states in animal studies, presumably consequent to induced conformational changes in the
GABA(A) receptor (increased alpha-4 subunit) that impair GABA receptor function. This
impairment of GABA receptor function may also be associated with loss of restraint of HPA
axis activity and hence may underlie the luteal phase increases in HPA activity in normal
women. In this protocol, we propose to block conversion of progesterone to allopregnanolone
in women with menstrual-related mood disorder (MRMD; equivalent in most reports to a severe
form of PMS called premenstrual dysphoric disorder (PMDD)) and in normal (control) women. We
will block progesterone metabolism (and hence exposure to allopregnanolone) with a newly
approved 5 alpha-reductase inhibitor, dutasteride. We hypothesize the following: 1)
Elimination of exposure to allopregnanolone in women with MRMD will eliminate dysphoric mood
in the luteal phase; 2) Elimination of exposure of normal control women to allopregnanolone
will eliminate the luteal phase enhancement of stimulated stress axis activity response.
These hypotheses, if confirmed, will increase the precision with which we can dissect the
pathophysiological mechanisms involved in MRMD and in menstrual-related stress physiology.
In this protocol, our study objectives are as follows: Primary Objectives: 1) Determine
whether suppression of neurosteroid synthesis will diminish mood symptoms in women with MRMD.
2) Determine if suppression of neurosteroid synthesis will eliminate luteal phase-related
increases in stimulated HPA axis activity in control women. Secondary Objectives: 1)
Determine whether differences in response to allopregnanolone account for the divergent
effects of menstrual cycle phase on HPA axis activity in patients with MRMD and controls. 2)
Determine if the Dex-CRH test, like the graded stressor treadmill test, can reveal the
effects of menstrual cycle phase on HPA axis function.
- INCLUSION CRITERIA:
Healthy controls and women who meet the criteria for MRMD.
The criteria for MRMD, from Protocol 81-M-126, "The Phenomenology and Biophysiology of
Menstrually Regulated Mood and Behavior Disorders," briefly are as follows:
1. History within the last two years of at least six months with menstrually-related mood
or behavioral disturbances of a severity sufficient to cause at least moderate
2. Symptoms should have a sudden onset and offset, with symptoms most severe during the
week prior to menstruation and tending to disappear abruptly on or about the first day
3. Age 30-50 years;
4. In good physical health;
5. To qualify for study inclusion, women with MRMD will have prospectively demonstrated
in at least two of three menstrual cycles a 30% worsening of mean negative mood
symptoms in the premenstrual period compared to the week following menses, corrected
for the range of the scales employed.
Healthy controls will have no symptoms of MRMD (confirmed prospectively), be between the
ages of 30 and 50, and be in good physical health.

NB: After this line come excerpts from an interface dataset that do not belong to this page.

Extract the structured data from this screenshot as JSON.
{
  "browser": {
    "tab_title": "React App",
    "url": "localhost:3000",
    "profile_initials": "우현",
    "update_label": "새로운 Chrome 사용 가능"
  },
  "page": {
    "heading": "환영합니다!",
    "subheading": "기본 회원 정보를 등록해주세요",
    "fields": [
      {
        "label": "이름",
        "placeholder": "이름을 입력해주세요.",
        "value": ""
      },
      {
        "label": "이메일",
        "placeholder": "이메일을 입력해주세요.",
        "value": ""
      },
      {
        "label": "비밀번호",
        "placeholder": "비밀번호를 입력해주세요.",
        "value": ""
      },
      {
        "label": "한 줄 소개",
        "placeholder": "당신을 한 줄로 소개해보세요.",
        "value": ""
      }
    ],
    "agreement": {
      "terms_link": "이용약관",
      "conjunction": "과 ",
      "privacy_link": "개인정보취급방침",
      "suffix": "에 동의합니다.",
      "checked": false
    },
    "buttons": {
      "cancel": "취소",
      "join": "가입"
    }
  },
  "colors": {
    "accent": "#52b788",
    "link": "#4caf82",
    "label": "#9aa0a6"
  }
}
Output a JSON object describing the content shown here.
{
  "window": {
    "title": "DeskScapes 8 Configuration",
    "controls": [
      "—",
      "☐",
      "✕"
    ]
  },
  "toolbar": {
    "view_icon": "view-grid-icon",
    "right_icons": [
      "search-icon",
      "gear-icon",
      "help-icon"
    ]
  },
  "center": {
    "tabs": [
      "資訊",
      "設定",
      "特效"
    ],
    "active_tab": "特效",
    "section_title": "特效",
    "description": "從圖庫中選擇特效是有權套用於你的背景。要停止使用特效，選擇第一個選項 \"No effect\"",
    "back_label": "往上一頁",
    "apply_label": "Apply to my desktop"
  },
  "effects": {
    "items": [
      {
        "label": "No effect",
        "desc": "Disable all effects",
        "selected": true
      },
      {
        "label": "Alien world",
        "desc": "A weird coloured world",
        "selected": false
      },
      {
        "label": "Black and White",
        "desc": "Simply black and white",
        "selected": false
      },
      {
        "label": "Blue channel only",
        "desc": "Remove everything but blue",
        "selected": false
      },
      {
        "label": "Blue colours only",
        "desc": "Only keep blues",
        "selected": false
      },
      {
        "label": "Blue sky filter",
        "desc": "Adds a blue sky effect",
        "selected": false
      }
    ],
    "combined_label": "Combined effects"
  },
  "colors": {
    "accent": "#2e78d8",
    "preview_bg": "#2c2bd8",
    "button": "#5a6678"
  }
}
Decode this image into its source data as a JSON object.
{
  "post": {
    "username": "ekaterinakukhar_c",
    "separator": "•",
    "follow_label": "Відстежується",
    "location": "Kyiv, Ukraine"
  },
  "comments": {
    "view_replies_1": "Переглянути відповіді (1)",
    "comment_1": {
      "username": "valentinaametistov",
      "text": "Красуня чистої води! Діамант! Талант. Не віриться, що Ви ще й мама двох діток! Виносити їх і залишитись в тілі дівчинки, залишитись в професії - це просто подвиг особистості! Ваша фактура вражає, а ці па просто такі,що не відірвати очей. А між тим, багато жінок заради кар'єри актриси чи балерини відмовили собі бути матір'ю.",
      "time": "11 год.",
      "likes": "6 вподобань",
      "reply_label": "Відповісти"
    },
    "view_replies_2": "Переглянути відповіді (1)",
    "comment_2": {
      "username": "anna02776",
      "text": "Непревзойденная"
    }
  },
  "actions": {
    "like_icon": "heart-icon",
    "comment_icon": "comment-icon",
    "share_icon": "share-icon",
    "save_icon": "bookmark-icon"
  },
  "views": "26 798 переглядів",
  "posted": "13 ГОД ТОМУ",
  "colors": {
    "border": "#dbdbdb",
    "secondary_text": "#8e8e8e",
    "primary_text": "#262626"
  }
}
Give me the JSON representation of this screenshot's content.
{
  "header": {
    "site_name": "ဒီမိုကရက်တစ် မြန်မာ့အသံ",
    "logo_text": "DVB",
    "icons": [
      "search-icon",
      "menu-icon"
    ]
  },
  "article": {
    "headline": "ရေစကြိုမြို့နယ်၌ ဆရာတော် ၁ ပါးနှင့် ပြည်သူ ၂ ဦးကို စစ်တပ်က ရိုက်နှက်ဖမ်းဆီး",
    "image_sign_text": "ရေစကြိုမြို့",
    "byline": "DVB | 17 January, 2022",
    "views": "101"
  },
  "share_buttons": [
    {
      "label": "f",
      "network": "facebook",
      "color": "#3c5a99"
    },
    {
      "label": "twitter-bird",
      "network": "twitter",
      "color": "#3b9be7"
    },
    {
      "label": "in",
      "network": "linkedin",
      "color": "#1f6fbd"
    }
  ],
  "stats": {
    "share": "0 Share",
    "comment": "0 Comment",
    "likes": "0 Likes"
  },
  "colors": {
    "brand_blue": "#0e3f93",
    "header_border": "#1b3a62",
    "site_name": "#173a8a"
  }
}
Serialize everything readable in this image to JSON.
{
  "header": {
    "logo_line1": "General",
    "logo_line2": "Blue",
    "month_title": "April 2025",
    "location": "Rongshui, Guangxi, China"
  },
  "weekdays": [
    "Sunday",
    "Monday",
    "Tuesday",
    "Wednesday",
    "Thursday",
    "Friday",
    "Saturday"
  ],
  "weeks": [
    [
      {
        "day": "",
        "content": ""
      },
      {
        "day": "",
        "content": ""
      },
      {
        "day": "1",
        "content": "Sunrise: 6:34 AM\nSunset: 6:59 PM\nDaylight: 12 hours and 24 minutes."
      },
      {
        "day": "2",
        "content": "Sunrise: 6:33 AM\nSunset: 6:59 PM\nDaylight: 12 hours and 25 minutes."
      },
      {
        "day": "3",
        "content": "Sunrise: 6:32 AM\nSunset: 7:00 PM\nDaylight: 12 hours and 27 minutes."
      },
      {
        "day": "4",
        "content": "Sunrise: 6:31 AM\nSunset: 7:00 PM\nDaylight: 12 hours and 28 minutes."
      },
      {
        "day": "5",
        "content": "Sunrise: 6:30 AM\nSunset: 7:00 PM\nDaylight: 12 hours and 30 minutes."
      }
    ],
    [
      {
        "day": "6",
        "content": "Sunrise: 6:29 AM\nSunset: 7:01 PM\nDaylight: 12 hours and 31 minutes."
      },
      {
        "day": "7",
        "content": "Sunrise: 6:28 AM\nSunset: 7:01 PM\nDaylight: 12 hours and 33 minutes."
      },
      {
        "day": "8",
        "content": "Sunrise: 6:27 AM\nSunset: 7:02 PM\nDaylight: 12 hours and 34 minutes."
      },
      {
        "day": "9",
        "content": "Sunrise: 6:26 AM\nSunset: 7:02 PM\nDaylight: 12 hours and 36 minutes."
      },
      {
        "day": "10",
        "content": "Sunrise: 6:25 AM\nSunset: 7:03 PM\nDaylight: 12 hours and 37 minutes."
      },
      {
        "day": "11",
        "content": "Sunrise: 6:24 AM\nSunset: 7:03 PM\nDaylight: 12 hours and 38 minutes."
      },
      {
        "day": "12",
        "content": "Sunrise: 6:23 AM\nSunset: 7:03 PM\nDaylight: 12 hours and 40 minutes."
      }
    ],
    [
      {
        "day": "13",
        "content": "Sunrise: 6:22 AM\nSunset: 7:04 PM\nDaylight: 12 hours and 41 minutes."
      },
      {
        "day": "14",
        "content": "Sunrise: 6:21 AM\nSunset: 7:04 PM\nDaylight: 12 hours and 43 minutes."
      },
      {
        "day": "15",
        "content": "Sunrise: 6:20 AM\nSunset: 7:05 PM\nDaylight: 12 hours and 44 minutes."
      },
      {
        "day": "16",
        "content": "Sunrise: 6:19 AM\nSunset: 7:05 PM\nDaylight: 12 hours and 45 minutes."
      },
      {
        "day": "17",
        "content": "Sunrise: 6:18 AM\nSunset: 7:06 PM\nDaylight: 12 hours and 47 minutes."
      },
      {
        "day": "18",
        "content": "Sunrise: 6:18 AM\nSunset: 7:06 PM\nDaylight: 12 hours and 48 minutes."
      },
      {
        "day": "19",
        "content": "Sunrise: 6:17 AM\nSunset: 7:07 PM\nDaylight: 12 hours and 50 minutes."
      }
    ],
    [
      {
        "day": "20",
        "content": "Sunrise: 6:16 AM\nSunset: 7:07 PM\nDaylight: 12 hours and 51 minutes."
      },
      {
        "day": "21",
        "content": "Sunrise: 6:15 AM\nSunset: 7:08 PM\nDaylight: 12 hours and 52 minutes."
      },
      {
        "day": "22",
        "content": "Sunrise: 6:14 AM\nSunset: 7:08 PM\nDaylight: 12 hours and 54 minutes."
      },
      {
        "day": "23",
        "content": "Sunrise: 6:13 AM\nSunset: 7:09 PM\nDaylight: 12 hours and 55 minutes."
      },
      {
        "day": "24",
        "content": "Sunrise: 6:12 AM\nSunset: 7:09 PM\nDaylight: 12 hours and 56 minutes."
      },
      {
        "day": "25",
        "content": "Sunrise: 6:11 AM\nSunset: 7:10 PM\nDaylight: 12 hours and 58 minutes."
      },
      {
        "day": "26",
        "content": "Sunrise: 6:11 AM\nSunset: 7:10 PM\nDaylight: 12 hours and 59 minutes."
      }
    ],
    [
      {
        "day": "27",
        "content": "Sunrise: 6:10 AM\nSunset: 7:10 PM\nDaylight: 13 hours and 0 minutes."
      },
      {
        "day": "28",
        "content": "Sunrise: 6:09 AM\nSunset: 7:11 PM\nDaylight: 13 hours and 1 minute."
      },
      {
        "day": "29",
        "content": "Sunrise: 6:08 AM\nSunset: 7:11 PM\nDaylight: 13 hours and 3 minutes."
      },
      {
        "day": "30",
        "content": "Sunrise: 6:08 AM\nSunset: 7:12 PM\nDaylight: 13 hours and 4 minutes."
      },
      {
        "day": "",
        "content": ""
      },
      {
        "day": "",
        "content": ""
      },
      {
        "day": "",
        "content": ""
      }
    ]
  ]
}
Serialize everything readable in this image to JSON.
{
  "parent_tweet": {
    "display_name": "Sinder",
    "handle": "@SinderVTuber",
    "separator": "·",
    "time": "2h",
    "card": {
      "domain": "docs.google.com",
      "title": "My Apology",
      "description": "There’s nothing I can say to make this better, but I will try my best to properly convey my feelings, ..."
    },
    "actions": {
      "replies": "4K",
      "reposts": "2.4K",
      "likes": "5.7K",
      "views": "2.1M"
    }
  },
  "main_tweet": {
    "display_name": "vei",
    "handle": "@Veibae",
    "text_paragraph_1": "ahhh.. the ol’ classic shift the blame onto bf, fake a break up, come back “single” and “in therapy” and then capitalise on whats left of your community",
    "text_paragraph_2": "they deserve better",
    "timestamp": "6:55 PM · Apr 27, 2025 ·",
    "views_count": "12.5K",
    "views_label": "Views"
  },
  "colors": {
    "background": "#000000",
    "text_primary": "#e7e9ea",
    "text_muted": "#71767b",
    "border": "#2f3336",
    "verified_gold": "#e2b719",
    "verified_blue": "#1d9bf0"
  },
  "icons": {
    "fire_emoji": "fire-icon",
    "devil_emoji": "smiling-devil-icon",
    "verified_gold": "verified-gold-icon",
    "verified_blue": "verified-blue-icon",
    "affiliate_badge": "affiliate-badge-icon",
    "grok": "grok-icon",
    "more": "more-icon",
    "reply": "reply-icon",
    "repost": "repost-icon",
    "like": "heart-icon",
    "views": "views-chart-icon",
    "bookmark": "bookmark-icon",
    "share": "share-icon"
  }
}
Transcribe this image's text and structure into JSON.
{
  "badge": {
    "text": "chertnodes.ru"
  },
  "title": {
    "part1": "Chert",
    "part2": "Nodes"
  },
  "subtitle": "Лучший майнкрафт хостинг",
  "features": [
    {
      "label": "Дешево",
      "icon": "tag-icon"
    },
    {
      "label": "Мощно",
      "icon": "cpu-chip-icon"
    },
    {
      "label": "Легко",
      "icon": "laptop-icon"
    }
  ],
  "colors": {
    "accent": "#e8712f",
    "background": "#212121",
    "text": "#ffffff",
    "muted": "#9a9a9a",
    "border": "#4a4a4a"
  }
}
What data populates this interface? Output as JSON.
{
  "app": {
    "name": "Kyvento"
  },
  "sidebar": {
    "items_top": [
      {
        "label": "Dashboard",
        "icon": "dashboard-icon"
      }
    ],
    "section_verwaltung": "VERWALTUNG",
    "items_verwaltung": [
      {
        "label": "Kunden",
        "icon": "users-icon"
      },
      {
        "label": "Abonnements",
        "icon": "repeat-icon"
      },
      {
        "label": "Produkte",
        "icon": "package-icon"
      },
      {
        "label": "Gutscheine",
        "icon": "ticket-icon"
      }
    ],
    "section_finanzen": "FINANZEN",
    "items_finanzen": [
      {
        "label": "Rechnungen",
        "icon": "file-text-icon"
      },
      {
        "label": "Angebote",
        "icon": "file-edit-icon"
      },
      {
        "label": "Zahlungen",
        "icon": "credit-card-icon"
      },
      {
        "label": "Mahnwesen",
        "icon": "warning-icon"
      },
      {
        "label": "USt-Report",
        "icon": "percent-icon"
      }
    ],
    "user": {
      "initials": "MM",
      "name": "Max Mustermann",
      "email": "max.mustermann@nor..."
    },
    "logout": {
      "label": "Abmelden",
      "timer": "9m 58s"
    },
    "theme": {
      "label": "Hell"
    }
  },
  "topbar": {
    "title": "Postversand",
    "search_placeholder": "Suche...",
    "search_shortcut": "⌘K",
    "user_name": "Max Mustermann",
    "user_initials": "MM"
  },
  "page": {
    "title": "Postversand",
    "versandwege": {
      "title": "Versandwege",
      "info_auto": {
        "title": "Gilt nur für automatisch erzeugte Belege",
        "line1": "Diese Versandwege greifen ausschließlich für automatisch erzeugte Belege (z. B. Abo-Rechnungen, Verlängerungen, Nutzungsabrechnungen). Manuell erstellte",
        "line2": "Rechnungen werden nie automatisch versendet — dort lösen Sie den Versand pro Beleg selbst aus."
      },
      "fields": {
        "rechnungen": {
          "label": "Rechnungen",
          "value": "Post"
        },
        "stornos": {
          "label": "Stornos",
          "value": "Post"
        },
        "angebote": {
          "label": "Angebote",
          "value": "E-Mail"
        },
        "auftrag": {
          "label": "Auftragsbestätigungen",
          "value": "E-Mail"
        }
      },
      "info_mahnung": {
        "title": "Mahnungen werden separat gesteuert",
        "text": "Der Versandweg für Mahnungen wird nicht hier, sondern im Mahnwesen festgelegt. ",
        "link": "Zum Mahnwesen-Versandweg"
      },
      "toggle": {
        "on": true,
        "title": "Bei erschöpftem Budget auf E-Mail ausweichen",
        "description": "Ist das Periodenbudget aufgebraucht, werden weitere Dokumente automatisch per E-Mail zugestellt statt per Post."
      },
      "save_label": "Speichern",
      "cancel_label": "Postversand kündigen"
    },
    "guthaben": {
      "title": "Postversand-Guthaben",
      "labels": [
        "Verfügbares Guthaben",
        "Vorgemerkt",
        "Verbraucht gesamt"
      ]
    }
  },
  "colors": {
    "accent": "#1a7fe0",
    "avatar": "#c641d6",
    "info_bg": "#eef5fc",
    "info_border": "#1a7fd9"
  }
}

In addition all subjects will have a normal clinical breast exam prior to study entry.
Subjects will be excluded from the study for the following reasons:
1. Pregnancy or any intent to become pregnant;
2. Medical illness, in particular diabetes, cardiac or renal disease;
3. Use of psychotropic or hormonal medications within three months prior to the study;
4. Current prescription medication use;
5. History of or current alcohol or drug abuse or dependence;
6. A history of (within the past two years) or current psychiatric disorder determined by
administration of the Structured Clinical Interview for DSM-IV Axis I Disorders
7. Male gender;
8. Age less than 30 years; and
9. Women with a history of carcinoma of the breast, or women with a family history of the
following: premenopausal breast cancer or bilateral breast cancer in a first degree
relative; multiple family members (greater than three relatives) with a history of
postmenopausal breast cancer.
In addition to the above, due to the long half life of dutasteride and its teratogenic
effects on male fetuses, only women who have already decided to discontinue child-bearing
and are willing to continue barrier contraception for 6 months after the study will be
included in the protocol.